Owning a hot tub is wonderful. The bliss of being able to switch it on and unleash the therapeutic power of the jets is something you can’t live without if you have experienced it. But there will come a time when something may go wrong. You may have had your hot tub for a few years. Either way, getting to know your pump, its specifications, capabilities and limitations is vital in enabling you to make the right choice when buying a new pump. It’ll save you money in the long run as well.
What does a hot tub pump do?
Basically, your pump is the beating heart of your hot tub set up. Your pump or pumps are responsible for circulating the water around your hot tub and powering your jets. If you have a two pumps, they will probably be single speed. One for circulation and one for powering your jets. If you only have one pump then it will be variable speed, powering both the circulation and jets. The speed of your pump is measure in revolutions per minute (RPM) and the amount of water they can shift is measured in gallons per minute (GPM). Typically, single speed circulation pumps use less power and move about 25GPM of water. In contrast, variable speed pumps vary in power, capable of moving 100 – 260GPM.
What are the parts of my hot tub?
Knowing your hot tub specification may seem a little dry but it is vital so that you can recognise when something is going wrong, and then make a judgement about whether or not it is worth repairing. On pumps over 5 years old, for example, it is often more cost effective to replace the entire pump rather than fixing the problem.

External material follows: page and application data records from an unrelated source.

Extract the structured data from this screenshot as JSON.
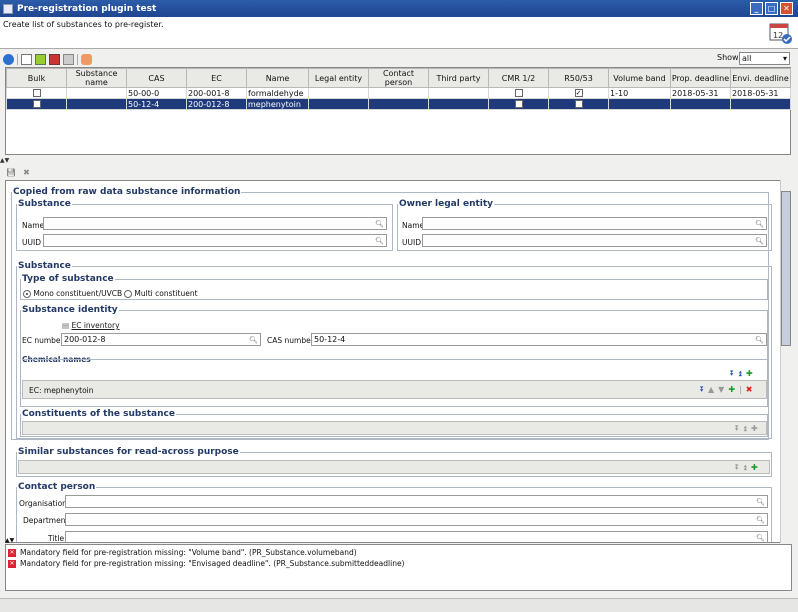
{
  "window": {
    "title": "Pre-registration plugin test",
    "desc": "Create list of substances to pre-register."
  },
  "toolbar": {
    "show_label": "Show",
    "show_value": "all"
  },
  "grid": {
    "headers": [
      "Bulk",
      "Substance name",
      "CAS",
      "EC",
      "Name",
      "Legal entity",
      "Contact person",
      "Third party",
      "CMR 1/2",
      "R50/53",
      "Volume band",
      "Prop. deadline",
      "Envi. deadline"
    ],
    "rows": [
      {
        "cas": "50-00-0",
        "ec": "200-001-8",
        "name": "formaldehyde",
        "r50": true,
        "volume": "1-10",
        "prop": "2018-05-31",
        "envi": "2018-05-31"
      },
      {
        "cas": "50-12-4",
        "ec": "200-012-8",
        "name": "mephenytoin",
        "r50": false,
        "volume": "",
        "prop": "",
        "envi": ""
      }
    ]
  },
  "form": {
    "copied_title": "Copied from raw data substance information",
    "substance_title": "Substance",
    "owner_title": "Owner legal entity",
    "name_label": "Name",
    "uuid_label": "UUID",
    "substance2_title": "Substance",
    "type_title": "Type of substance",
    "mono": "Mono constituent/UVCB",
    "multi": "Multi constituent",
    "identity_title": "Substance identity",
    "ec_inventory": "EC inventory",
    "ec_number_label": "EC number",
    "ec_number": "200-012-8",
    "cas_number_label": "CAS number",
    "cas_number": "50-12-4",
    "chem_names_title": "Chemical names",
    "chem_name": "EC: mephenytoin",
    "constituents_title": "Constituents of the substance",
    "similar_title": "Similar substances for read-across purpose",
    "contact_title": "Contact person",
    "organisation_label": "Organisation",
    "department_label": "Department",
    "title_label": "Title"
  },
  "messages": [
    "Mandatory field for pre-registration missing: \"Volume band\". (PR_Substance.volumeband)",
    "Mandatory field for pre-registration missing: \"Envisaged deadline\". (PR_Substance.submitteddeadline)"
  ],
  "icons": {
    "app": "app-icon",
    "calendar": "calendar-icon",
    "back": "back-arrow-icon",
    "new": "new-doc-icon",
    "save": "save-icon",
    "delete": "delete-icon"
  }
}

The specification of your hot tub is often found printed on a label on the side of your hot tub. Read it. It will also help you in that important process of replacing or upgrading your pump or pumps. The key parts you need to be aware of are:
Wet and dry ends
Wet and dry ends
The end of your pump that connects to the plumbing is the wet end of your pump. It contains the impeller, which pushes the water through your system and circulates it around your hot tub. The dry end is where the electrical components are housed that power the impeller. If water enters this end of the pump then the whole system will break down.
The impeller can be the source of some hot tub problems. It can get clogged or clocked with residue which can prevent circulation. This can be remedied by cleaning or replacing the impeller. However, in some cases it is wiser to replace the whole pump.
Like with your car, the horse power of your hot tub pump refers to the power output – how quickly it can push the water around the system. Most pumps have between 1hp and 5hp. Don’t be tempted to just buy a bigger pump. You need to make sure you have the right plumbing to harness that power of your pump effectively.
Pumps come in all shapes and sizes. Frame size refers to the housing around the pump and where the holes are to bolt it into your hot tub. Look at your set up carefully to make sure the pump you are choosing can be fitted securely into your set up. The two frame sizes on the market are usually 48 frame and 56 frame. On a 48 frame the fixing bolts holes are a little under 4” apart. On a 56 frame the fixing bolt holes are just over 4” apart.
This refers to the place from where on the pump the water is pushed. This is usually on the top or on the side, and with many pumps you are able to turn them so it fits the set up in your hot tub. Check your pump before you pick a new pump to make sure you can fir it into your system.
This is the final factor you need to consider before replacing or upgrading an old pump. The plumbing is the diameter of the pipes attach your pump to your system. The pipe sizes in your system can range from 1.5” to 2 5/8” so be sure to check these again as you may need to buy new unions so your pump fits snugly into your system. For more help with this have a look at our
Handy guide: Hot Tub Pump Unions
This blog article was written by Hot Tub Help - 17/09/2021 All rights reserved